By Traci Cole McCormick, M.D., radiation oncologist at Alliance Cancer Care
30 minutes a day.
3 or 4 days a week.
That is all it takes to drastically reduce your risk of cancer, reduce your risk of heart disease and diabetes, and improve your overall health, but I’m a cancer doc, so we will focus on that.
It doesn’t even take running sprints or being a CrossFit athlete or getting your heart rate up so high that you feel like you’re going to vomit.
All it takes is walking at a moderate pace. That’s slightly faster than a leisurely stroll, but by no means is it a speed walk. For those of you that like numbers, that’s 3-4 miles per hour.
So how much does exercise help?
If you’ve never been diagnosed with cancer, you are 40% less likely to ever be diagnosed with cancer if you follow these guidelines. If you increase the number of times you exercise to 5-7 times per week, you can count on a 50% reduction in risk.
And for those of you who have been diagnosed with cancer, if you were exercising prior to your diagnosis and continue to exercise after, you are 40% more likely to survive your cancer than those people that don’t exercise.

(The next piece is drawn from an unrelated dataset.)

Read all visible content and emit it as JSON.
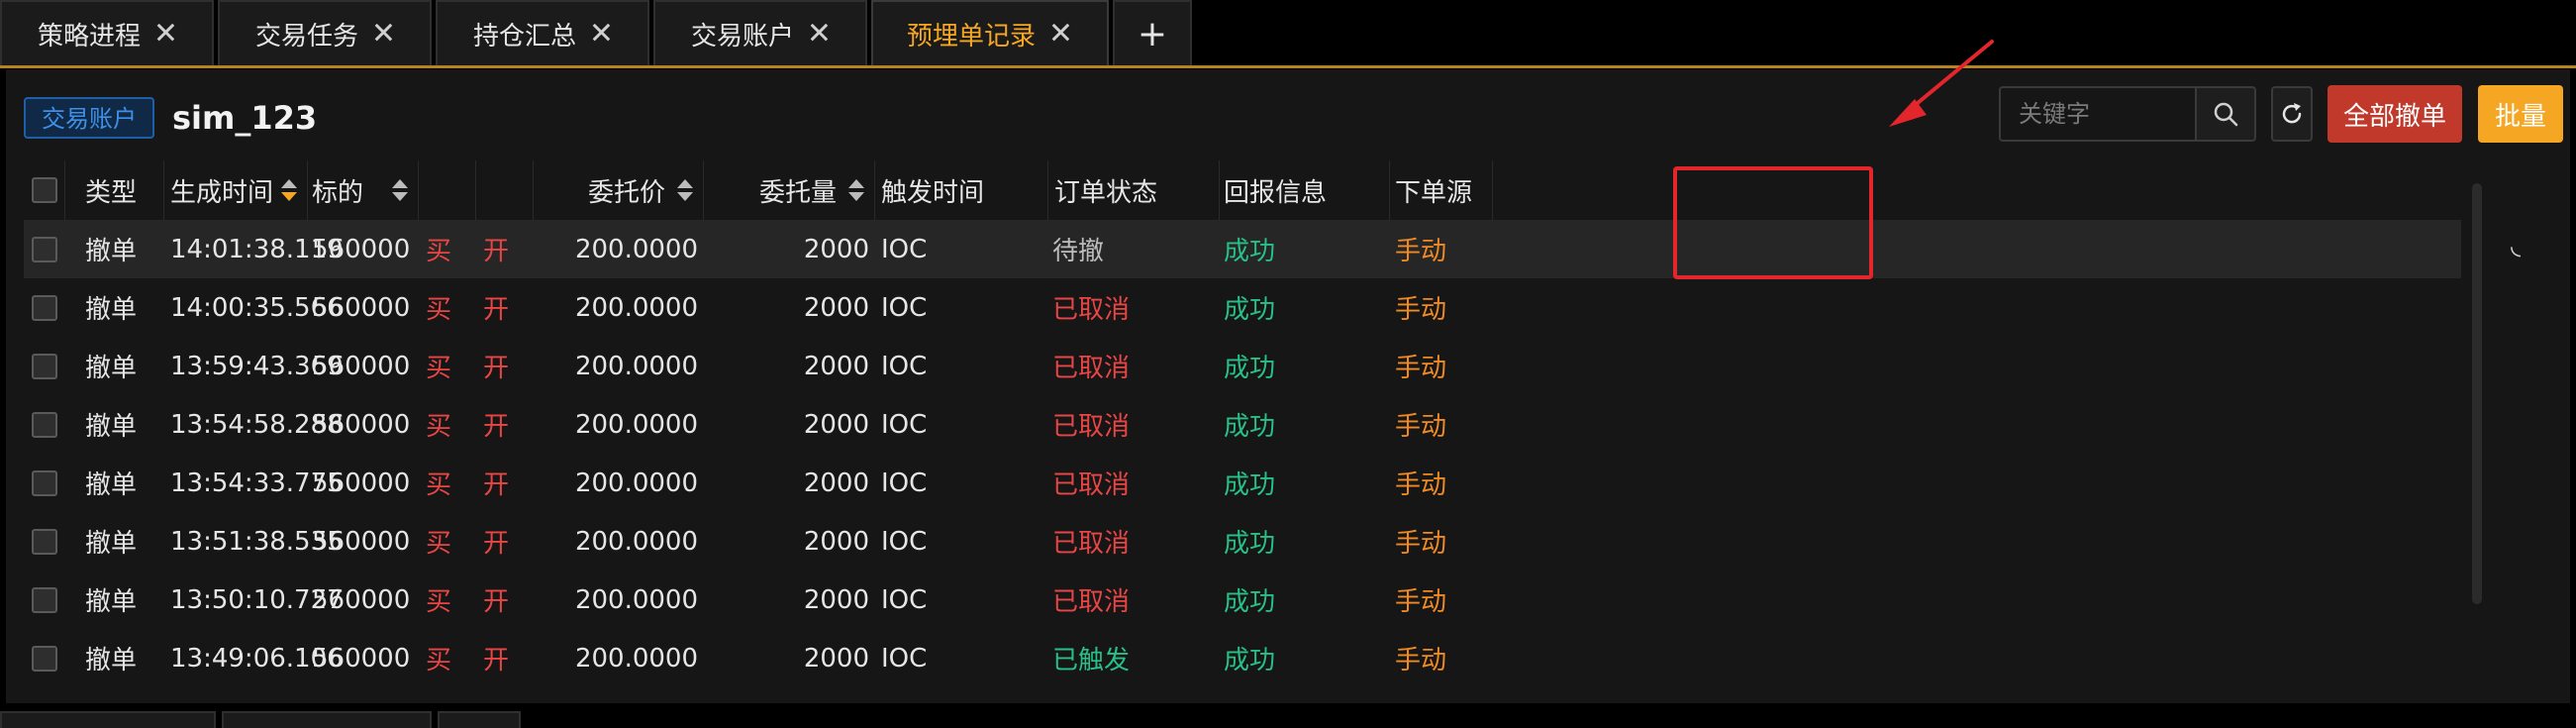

If you weren’t exercising prior to your diagnosis, but you start exercising around the time of your diagnosis, you are 25% more likely to survive your cancer.

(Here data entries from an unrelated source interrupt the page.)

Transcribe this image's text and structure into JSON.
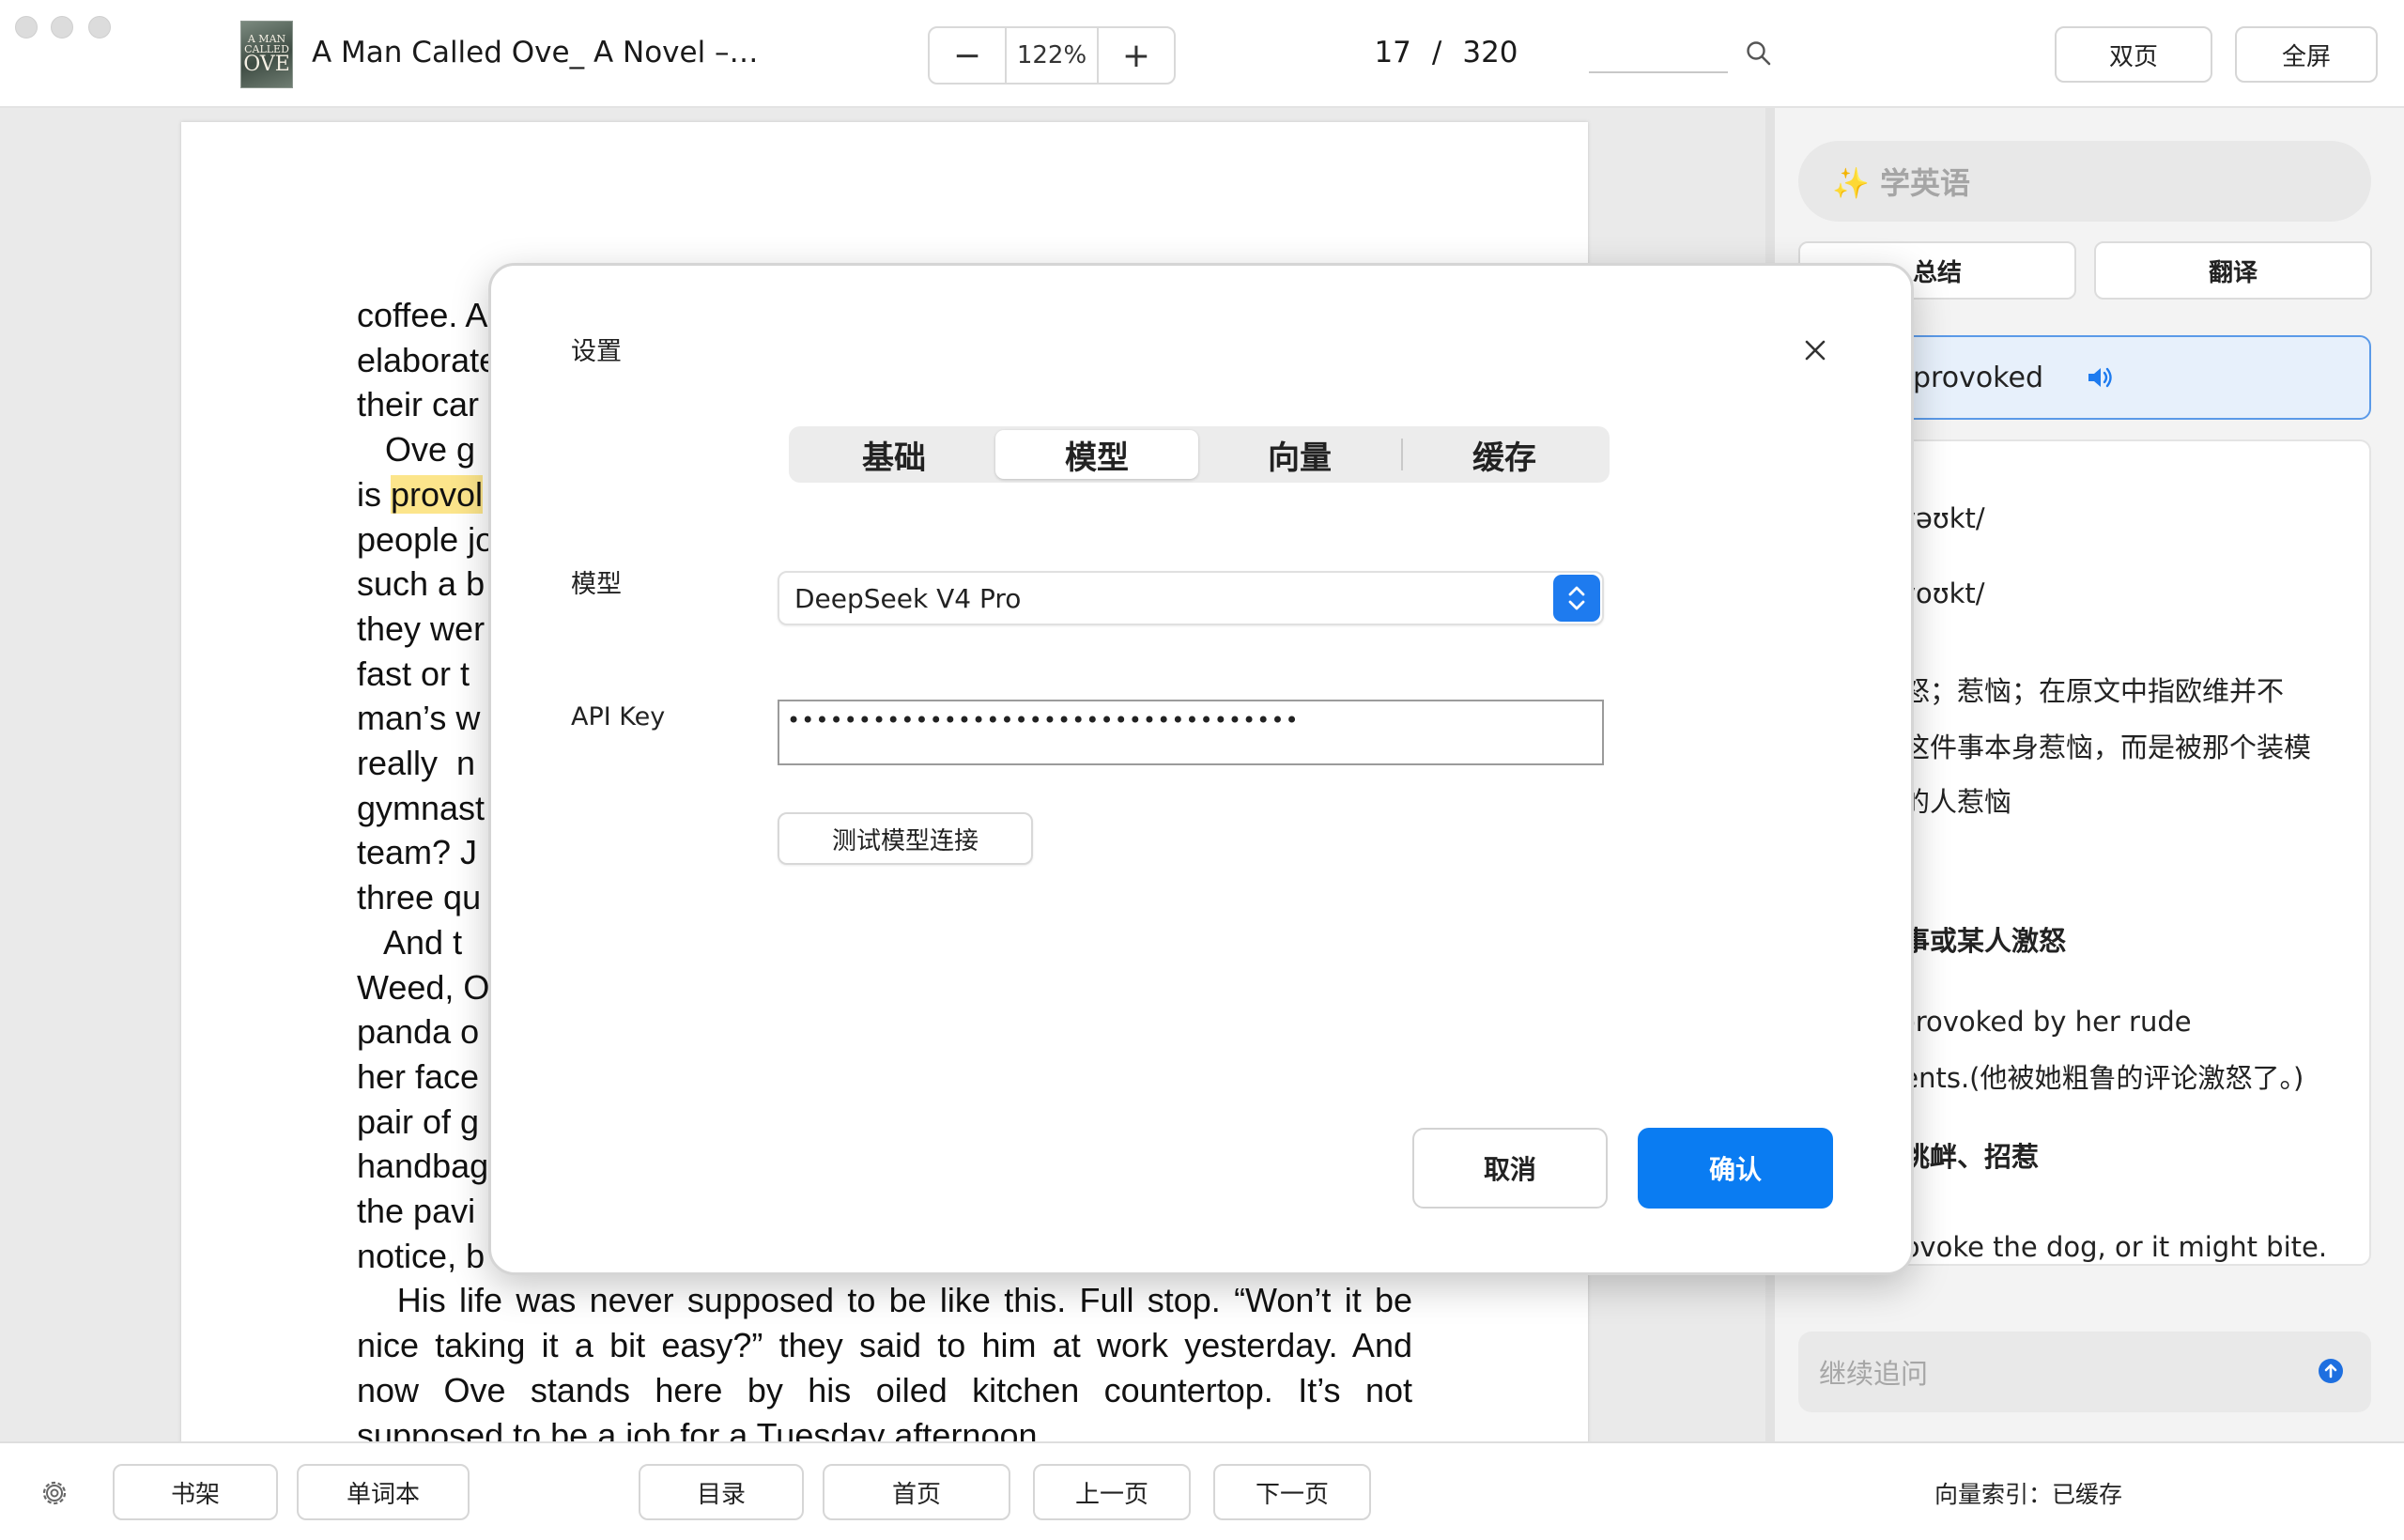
{
  "app": {
    "book_title": "A Man Called Ove_ A Novel –…",
    "book_cover_text_top": "A MAN CALLED",
    "book_cover_text_bottom": "OVE"
  },
  "toolbar": {
    "zoom_minus": "−",
    "zoom_value": "122%",
    "zoom_plus": "+",
    "current_page": "17",
    "page_separator": "/",
    "total_pages": "320",
    "search_icon": "search-icon",
    "double_page_label": "双页",
    "fullscreen_label": "全屏"
  },
  "reader": {
    "lines": [
      {
        "text": "coffee. A"
      },
      {
        "text": "elaborate"
      },
      {
        "text": "their car"
      },
      {
        "text": "   Ove g"
      },
      {
        "pre": "is ",
        "highlight": "provol",
        "post": ""
      },
      {
        "text": "people jo"
      },
      {
        "text": "such a b"
      },
      {
        "text": "they wer"
      },
      {
        "text": "fast or t"
      },
      {
        "text": "man’s w"
      },
      {
        "text": "really  n"
      },
      {
        "text": "gymnast"
      },
      {
        "text": "team? J"
      },
      {
        "text": "three qu"
      },
      {
        "text": "   And t"
      },
      {
        "text": "Weed, O"
      },
      {
        "text": "panda o"
      },
      {
        "text": "her face"
      },
      {
        "text": "pair of g"
      },
      {
        "text": "handbag"
      },
      {
        "text": "the pavi"
      },
      {
        "text": "notice, b"
      }
    ],
    "full_lines": [
      "   His life was never supposed to be like this. Full stop. “Won’t it be",
      "nice taking it a bit easy?” they said to him at work yesterday. And",
      "now Ove stands here by his oiled kitchen countertop. It’s not",
      "supposed to be a job for a Tuesday afternoon."
    ]
  },
  "panel": {
    "learn_label": "✨ 学英语",
    "summary_label": "总结",
    "translate_label": "翻译",
    "word": "provoked",
    "speaker_icon": "speaker-icon",
    "explanation": [
      {
        "text": "ə'vəʊkt/",
        "bold": false
      },
      {
        "text": "ə'voʊkt/",
        "bold": false
      },
      {
        "text": "激怒；惹恼；在原文中指欧维并不",
        "bold": false
      },
      {
        "text": "步这件事本身惹恼，而是被那个装模",
        "bold": false
      },
      {
        "text": "步的人惹恼",
        "bold": false
      },
      {
        "text": "法：",
        "bold": true
      },
      {
        "text": "某事或某人激怒",
        "bold": true
      },
      {
        "text": "s provoked by her rude",
        "bold": false
      },
      {
        "text": "ments.(他被她粗鲁的评论激怒了。)",
        "bold": false
      },
      {
        "text": "意挑衅、招惹",
        "bold": true
      },
      {
        "text": "provoke the dog, or it might bite.",
        "bold": false
      },
      {
        "text": "惹那条狗，它会咬人的。)",
        "bold": false
      }
    ],
    "followup_placeholder": "继续追问"
  },
  "bottom": {
    "bookshelf_label": "书架",
    "vocab_label": "单词本",
    "toc_label": "目录",
    "home_label": "首页",
    "prev_label": "上一页",
    "next_label": "下一页",
    "vector_status": "向量索引：已缓存"
  },
  "modal": {
    "title": "设置",
    "tabs": [
      "基础",
      "模型",
      "向量",
      "缓存"
    ],
    "active_tab": "模型",
    "model_label": "模型",
    "model_value": "DeepSeek V4 Pro",
    "api_key_label": "API Key",
    "api_key_value": "••••••••••••••••••••••••••••••••••••",
    "test_button": "测试模型连接",
    "cancel_button": "取消",
    "confirm_button": "确认"
  },
  "colors": {
    "accent": "#0a7cf2",
    "highlight": "#fce58b",
    "word_card_bg": "#e7f0fb",
    "word_card_border": "#5b9ae8"
  }
}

Those are HUGE numbers! Just from walking a few times per week!
So why does exercise have such a big impact on our cancer-fighting ability?
First of all, exercise decreases insulin, estrogen, and other hormones and growth factors that aid in the development and growth of cancers.
Second, exercise helps decrease obesity and associated insulin resistance- 2 factors strongly associated with cancer risk.
Third, exercise reduces chronic inflammation in our bodies.
Fourth, exercise increases the ability of our immune system to function at its best.
Fifth, exercise speeds up digestion- which means that the GI tract has less exposure to carcinogens and less time to absorb them into our bodies.
Honestly, there probably is no easier way to improve your health and keep cancer away.
If walking isn’t your thing, you can bicycle, swim, run, or dance. The important thing is that you are moving and elevating your heart rate.
Now, go GET MOVING! Your life may very well depend on it.